* **Your objective**
Write out each record below exactly, without pictures.
-- Available records follows --
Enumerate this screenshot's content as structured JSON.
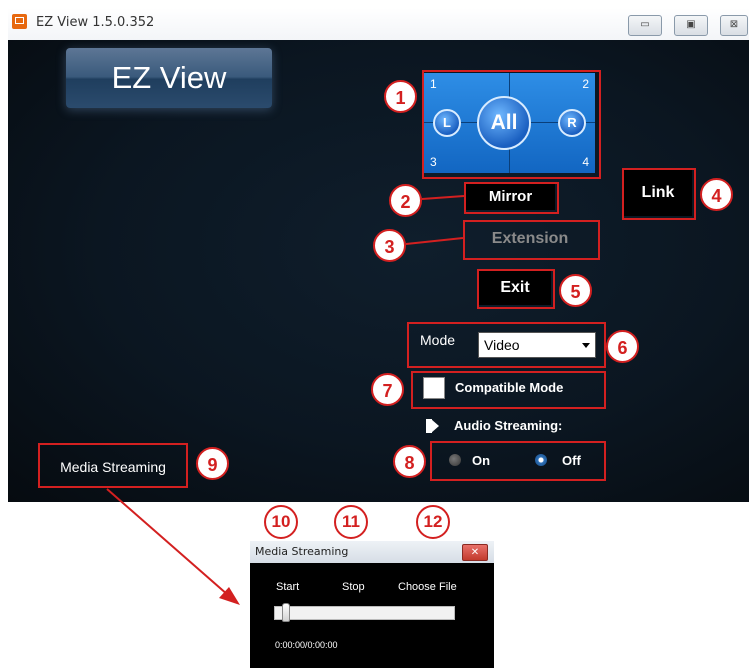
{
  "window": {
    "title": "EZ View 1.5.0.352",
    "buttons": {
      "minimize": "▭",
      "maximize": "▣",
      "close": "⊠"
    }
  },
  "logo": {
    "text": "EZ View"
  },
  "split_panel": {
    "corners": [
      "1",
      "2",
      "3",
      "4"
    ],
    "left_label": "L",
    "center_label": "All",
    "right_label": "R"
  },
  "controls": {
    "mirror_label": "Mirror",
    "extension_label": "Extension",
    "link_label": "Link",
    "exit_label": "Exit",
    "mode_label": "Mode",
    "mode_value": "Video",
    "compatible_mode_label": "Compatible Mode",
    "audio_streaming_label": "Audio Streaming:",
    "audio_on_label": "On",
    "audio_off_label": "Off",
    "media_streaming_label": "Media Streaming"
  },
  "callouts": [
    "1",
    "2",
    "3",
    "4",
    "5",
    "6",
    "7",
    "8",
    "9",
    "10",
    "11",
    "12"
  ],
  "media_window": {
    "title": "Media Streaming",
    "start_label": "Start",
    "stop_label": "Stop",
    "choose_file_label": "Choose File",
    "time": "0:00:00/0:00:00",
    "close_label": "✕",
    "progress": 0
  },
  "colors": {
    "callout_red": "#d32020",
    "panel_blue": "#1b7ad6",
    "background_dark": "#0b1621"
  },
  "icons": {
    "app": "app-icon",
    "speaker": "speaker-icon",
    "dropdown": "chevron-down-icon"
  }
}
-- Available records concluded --
* **Result of the task**
Enumerate this screenshot's content as structured JSON.
{
  "window": {
    "title": "EZ View 1.5.0.352",
    "buttons": {
      "minimize": "▭",
      "maximize": "▣",
      "close": "⊠"
    }
  },
  "logo": {
    "text": "EZ View"
  },
  "split_panel": {
    "corners": [
      "1",
      "2",
      "3",
      "4"
    ],
    "left_label": "L",
    "center_label": "All",
    "right_label": "R"
  },
  "controls": {
    "mirror_label": "Mirror",
    "extension_label": "Extension",
    "link_label": "Link",
    "exit_label": "Exit",
    "mode_label": "Mode",
    "mode_value": "Video",
    "compatible_mode_label": "Compatible Mode",
    "audio_streaming_label": "Audio Streaming:",
    "audio_on_label": "On",
    "audio_off_label": "Off",
    "media_streaming_label": "Media Streaming"
  },
  "callouts": [
    "1",
    "2",
    "3",
    "4",
    "5",
    "6",
    "7",
    "8",
    "9",
    "10",
    "11",
    "12"
  ],
  "media_window": {
    "title": "Media Streaming",
    "start_label": "Start",
    "stop_label": "Stop",
    "choose_file_label": "Choose File",
    "time": "0:00:00/0:00:00",
    "close_label": "✕",
    "progress": 0
  },
  "colors": {
    "callout_red": "#d32020",
    "panel_blue": "#1b7ad6",
    "background_dark": "#0b1621"
  },
  "icons": {
    "app": "app-icon",
    "speaker": "speaker-icon",
    "dropdown": "chevron-down-icon"
  }
}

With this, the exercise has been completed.